Dataset rows for apps and sites
□ □ □ □ □ □ □
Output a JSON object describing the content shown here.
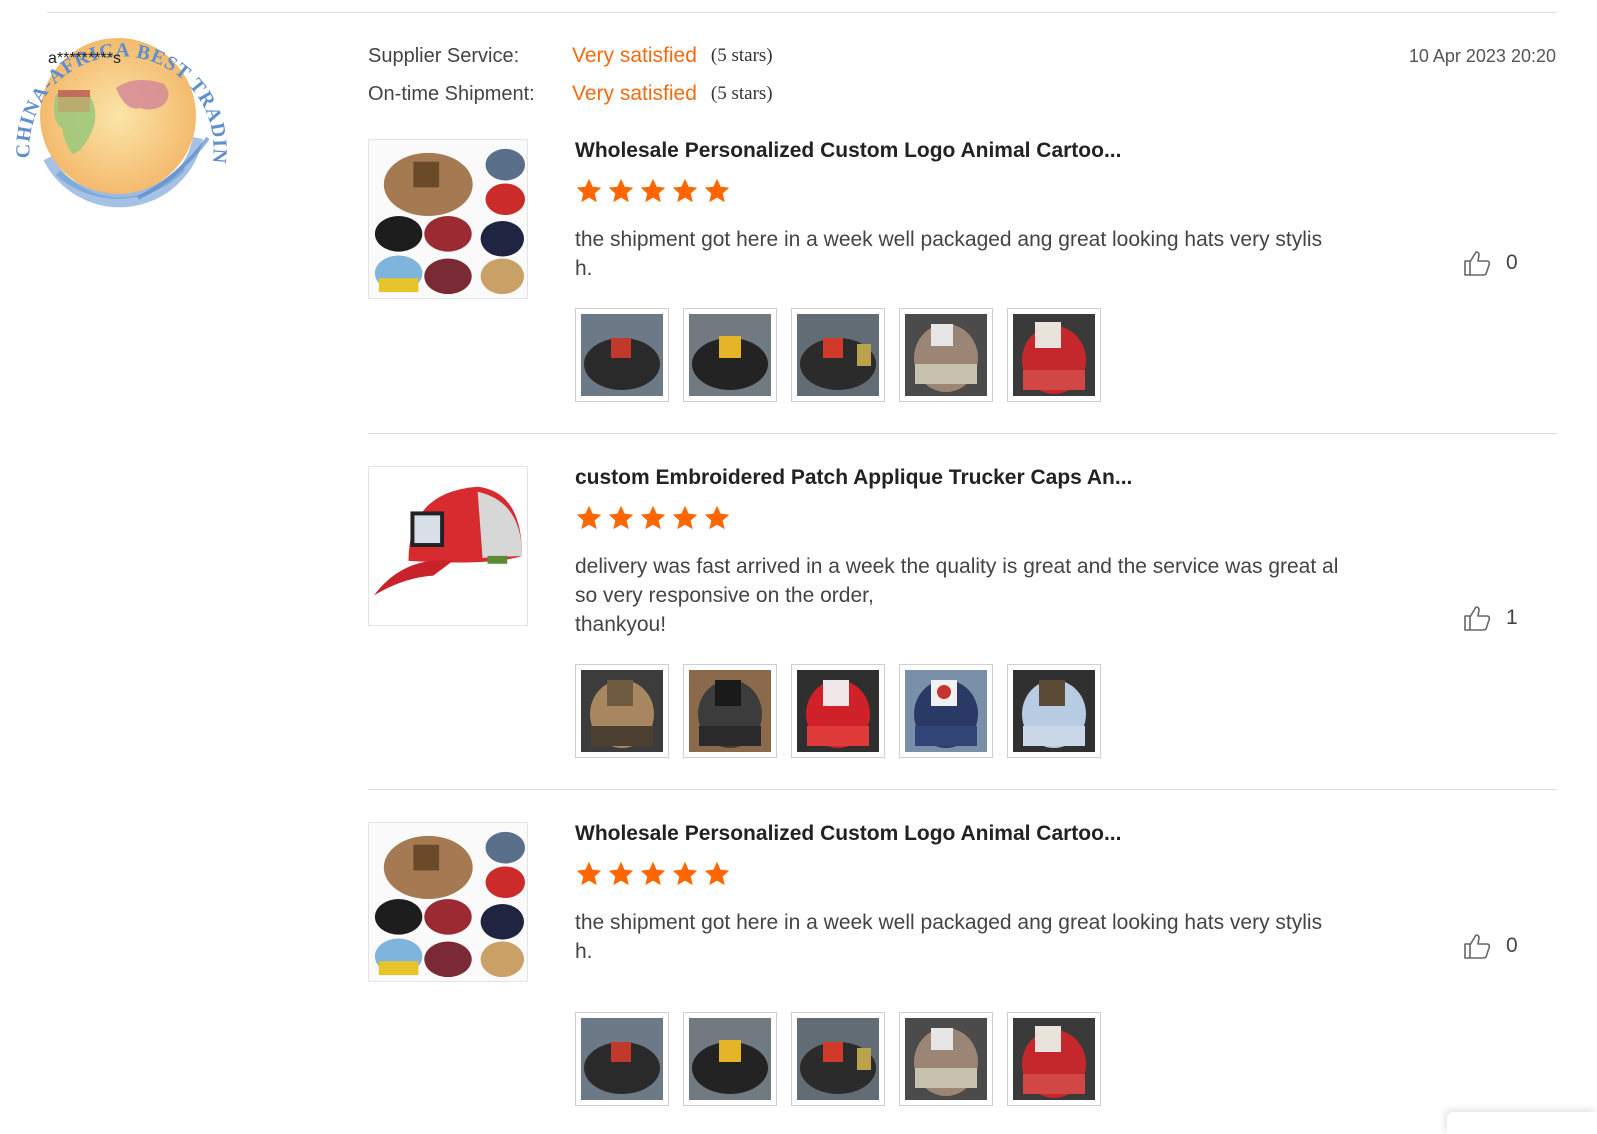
{
  "logo": {
    "text": "CHINA-AFRICA BEST TRADING PLATFORM",
    "icon": "china-africa-globe-logo"
  },
  "reviewer": {
    "name": "a*********s"
  },
  "ratings": [
    {
      "label": "Supplier Service:",
      "value": "Very satisfied",
      "stars": "(5 stars)"
    },
    {
      "label": "On-time Shipment:",
      "value": "Very satisfied",
      "stars": "(5 stars)"
    }
  ],
  "date": "10 Apr 2023 20:20",
  "colors": {
    "accent": "#f26b0f",
    "divider": "#dcdcdc"
  },
  "reviews": [
    {
      "title": "Wholesale Personalized Custom Logo Animal Cartoo...",
      "rating": 5,
      "comment": "the shipment got here in a week well packaged ang great looking hats very stylis\nh.",
      "likes": "0",
      "product_image": "multi-cap-grid",
      "photos": [
        "black-cap-red-patch",
        "black-cap-yellow-patch",
        "black-cap-red-patch-mesh",
        "beige-cap-white-patch",
        "red-cap-goat-patch"
      ]
    },
    {
      "title": "custom Embroidered Patch Applique Trucker Caps An...",
      "rating": 5,
      "comment": "delivery was fast arrived in a week the quality is great and the service was great al\nso very responsive on the order,\nthankyou!",
      "likes": "1",
      "product_image": "red-trucker-cap",
      "photos": [
        "brown-cap-lion-patch",
        "black-cap-panther-patch",
        "red-cap-bull-patch",
        "navy-cap-rooster-patch",
        "light-blue-cap-patch"
      ]
    },
    {
      "title": "Wholesale Personalized Custom Logo Animal Cartoo...",
      "rating": 5,
      "comment": "the shipment got here in a week well packaged ang great looking hats very stylis\nh.",
      "likes": "0",
      "product_image": "multi-cap-grid",
      "photos": [
        "black-cap-red-patch",
        "black-cap-yellow-patch",
        "black-cap-red-patch-mesh",
        "beige-cap-white-patch",
        "red-cap-goat-patch"
      ]
    }
  ]
}
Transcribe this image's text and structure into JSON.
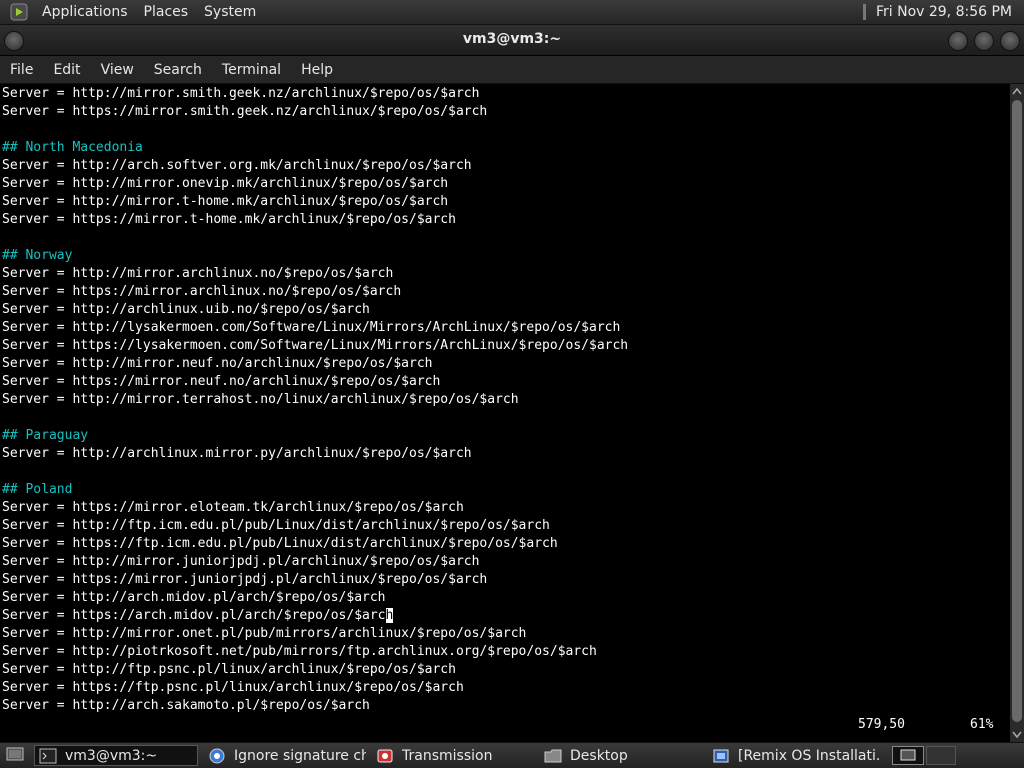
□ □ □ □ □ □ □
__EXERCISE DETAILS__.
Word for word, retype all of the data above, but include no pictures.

__WRITTEN RESPONSE__.
Output a JSON object describing the content shown here.
{
  "logo": {
    "text": "CHINA-AFRICA BEST TRADING PLATFORM",
    "icon": "china-africa-globe-logo"
  },
  "reviewer": {
    "name": "a*********s"
  },
  "ratings": [
    {
      "label": "Supplier Service:",
      "value": "Very satisfied",
      "stars": "(5 stars)"
    },
    {
      "label": "On-time Shipment:",
      "value": "Very satisfied",
      "stars": "(5 stars)"
    }
  ],
  "date": "10 Apr 2023 20:20",
  "colors": {
    "accent": "#f26b0f",
    "divider": "#dcdcdc"
  },
  "reviews": [
    {
      "title": "Wholesale Personalized Custom Logo Animal Cartoo...",
      "rating": 5,
      "comment": "the shipment got here in a week well packaged ang great looking hats very stylis\nh.",
      "likes": "0",
      "product_image": "multi-cap-grid",
      "photos": [
        "black-cap-red-patch",
        "black-cap-yellow-patch",
        "black-cap-red-patch-mesh",
        "beige-cap-white-patch",
        "red-cap-goat-patch"
      ]
    },
    {
      "title": "custom Embroidered Patch Applique Trucker Caps An...",
      "rating": 5,
      "comment": "delivery was fast arrived in a week the quality is great and the service was great al\nso very responsive on the order,\nthankyou!",
      "likes": "1",
      "product_image": "red-trucker-cap",
      "photos": [
        "brown-cap-lion-patch",
        "black-cap-panther-patch",
        "red-cap-bull-patch",
        "navy-cap-rooster-patch",
        "light-blue-cap-patch"
      ]
    },
    {
      "title": "Wholesale Personalized Custom Logo Animal Cartoo...",
      "rating": 5,
      "comment": "the shipment got here in a week well packaged ang great looking hats very stylis\nh.",
      "likes": "0",
      "product_image": "multi-cap-grid",
      "photos": [
        "black-cap-red-patch",
        "black-cap-yellow-patch",
        "black-cap-red-patch-mesh",
        "beige-cap-white-patch",
        "red-cap-goat-patch"
      ]
    }
  ]
}
Transcribe this image's text and structure into JSON.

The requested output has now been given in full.